Colombia's FARC rebels have killed seven soldiers and injured five others in the worst violence against security forces since peace talks began late last year, the army said in a statement.
An unidentified number of the rebels were also killed in the fighting in southern Caqueta province.
The violence came just hours before two captive police officers were due to be released by FARC, or Revolutionary Armed Forces of Colombia, which has been holding them since last month.
The army is planning a brief ceasefire in two southwestern states to facilitate their release.
Fighting has intensified in recent weeks as FARC steps up pressure on the government while the two sides seek a negotiated end to five decades of war in talks in Cuba.
They had reported progress earlier this week on negotiating the key issue of land redistribution.

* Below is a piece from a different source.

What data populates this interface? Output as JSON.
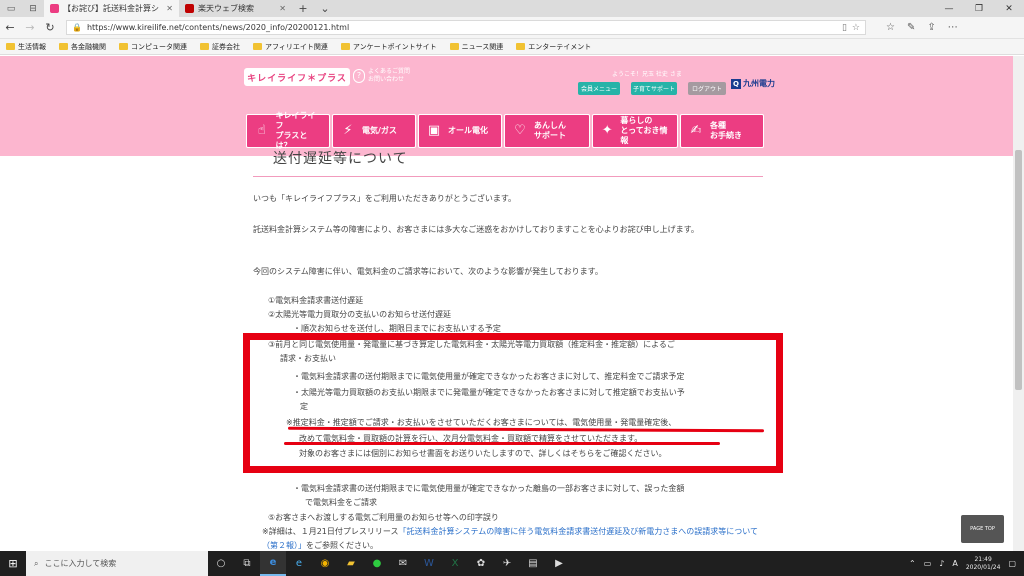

The Marxist group lifted a unilateral ceasefire on January 20 and have increased attacks on civilian and military targets, taken hostages and blown up oil and energy infrastructure in a bid to force the government to suspend hostilities.
On Tuesday, suspected FARC fighters killed a policeman and a boy and wounded 27 other people, many of them children, in a grenade and gunfire attack in the southern province of Guaviare.
Colombian president Juan Manuela Santos has said the military offensive will end only if peace is reached.
While US-backed strikes against FARC have severely weakened the rebels and limited their ability to attack the country's economic drivers, the FARC is still able to put up a fight with the military.